Indian Pioneer Papers - Index
History Project for Oklahoma
Date: November 18, 1937
George C. Neeley
Post Office: Cordell,
Residence address: 416
S. Market St.
Date of Birth: November
Place of Birth: Wise
Father: Jesse Neeley
Place of Birth: Tennessee
Information on father:
Mother: Mandy Johnson
Place of birth: Tennessee
Information on mother:
Field Worker: Ida B.
I was born in Wise County
Texas November 18, 1894. When I was about three or four years old I moved
with my Mother and Dad to the Chickasaw Nation.
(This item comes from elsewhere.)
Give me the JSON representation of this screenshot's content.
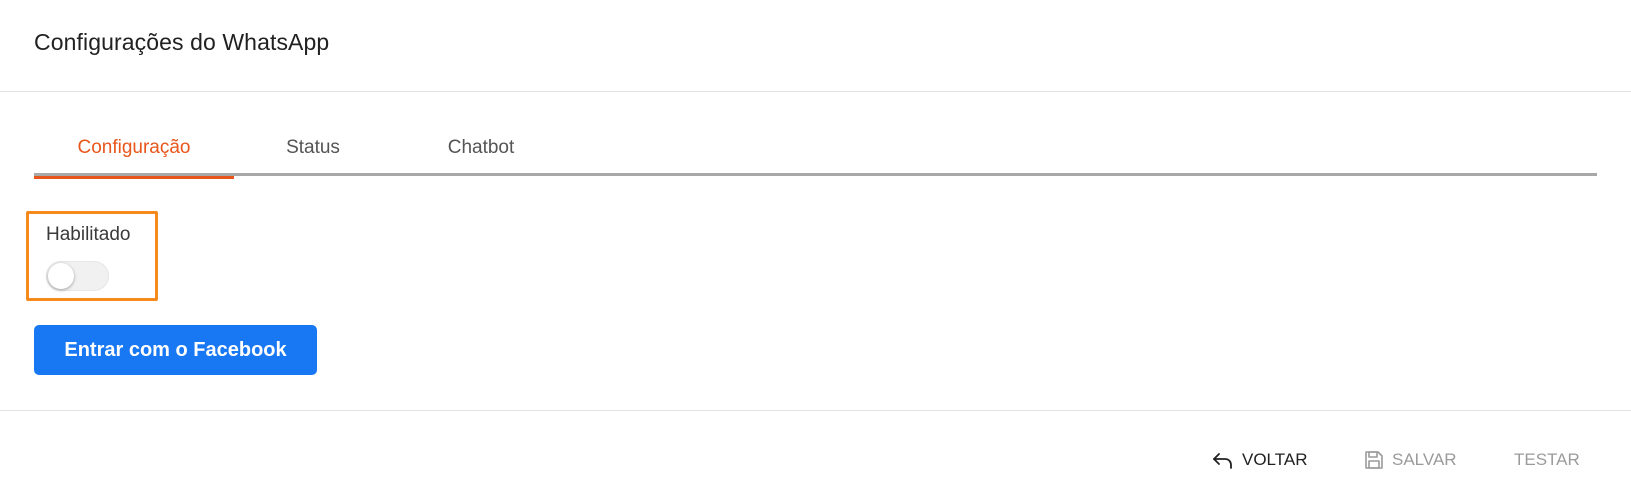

From the Chicka-saw Nation
we came to Washita County Oklahoma in 1893. We came in three covered wagons
and located two miles west of the present town of Cordell. When we came
here, this country was made up of sage grass, wolves and Indians; there
were no houses and hardly anyone was living here.
The provisions we got
were freighted from El Reno and Weatherford. These supplies were food,
farming tools, fuel, and clothes. Sometimes we would pick up bones and
sell them to buy some of our things with, such as food and clothes. When
we would run short of fuel we would burn corn and cow chips.
We gritted our own cornmeal
out of keffir corn and made corn for our breads. We had our own hogs and
chickens, so we had our meat & eggs. We also ate cottage cheese &
We dug a well on our place
and the water was so “ ??ppy” [unreadable] that we could not drink it so
we hauled our water from the creek and boiled it.
We lived in a dugout and
there were ten in the family to live in it.
We raised mostly feed?
[food] and corn, and very little cotton. Corn brought 18 cents a bushel,
cotton, 4 cents a pound and keffir corn from 10 to 12 cents a bushel. We
farmed with horses and sod rock plows and the first years we were here
we farmed 40 acres of land and then each year we gradually spread out.
We farmed the land where Cordell is now for three years. The land belonged
to Andrew JOHNSON on the south, J. C. HERREL on the north and “Plan?” BOYD
on the west; Mr. Boyd’s home was where the widow of Pastor B. W. BAKES
We made great friends
with the Indian’s. I have gone to several of the Indian war dances and
festivals. These were held at the Washita River and at Seger? Colony which
is now called Colony. The Indians would sit in a ring and smoke the Peace
Pipe and have their pow-pow dances.
One pair of shoes would
last us a year and we would only buy our shoes in the winter time.
My mother would make all
of our clothes; they were made of jeans cloth and old cotton sacks. The
girls dresses were made of Calico and cotton materials. The boys would
only get one suit a year. Our shirts were made straight, also the pants,
and they buttoned onto the shirts.
Our schools were held
in sod houses and in dugouts; we had to sit on benches and we didn’t have
certain places to sit and had no desks to write.
Our churches were
in the same dugout as our schools were and we walked three miles to school
and church and sometimes a group of people would go in wagons twenty to
thirty miles to church? and singing.
**NOTE this ?[
] means I couldn’t read what was on the film***
Some of George’s siblings
that have been found
1. Nathaniel Neeley –
8/21/1871 Van Buren, Crawford Co. AR
2. Nellie Neeley – 3/1879
– Motley TX
3. Henry Neeley – 7/1881
– Motley TX
4. Edward C. Neeley –
10/1883 – Motley TX
5. George Neeley – 2/1886
–Wise County TX
6. Loucrettia Neeley
--10/1888 – Motley TX
7. William Neeley – 12/1889
8. Rosie Neeley -
7/1898 – Dill City, Washita County OK
9. Dewey Neeley – ca
1899 Dill City, Washita County OK
10. Mary Della
Neeley – 1/24/1899 Washita County OK
Note; Alice Neeley married
Edward Charles Neeley her cousin so George is her cousin & brother-in-law.
Her sister Rachel Neeley married, Nathaniel Neeley their cousins
which make them all double cousins. Their father William Wallace Neeley
is Jesse Neeley’s brother, father of George C. Neeley.
Submitted to OKGenWeb by Pauline Phelps, May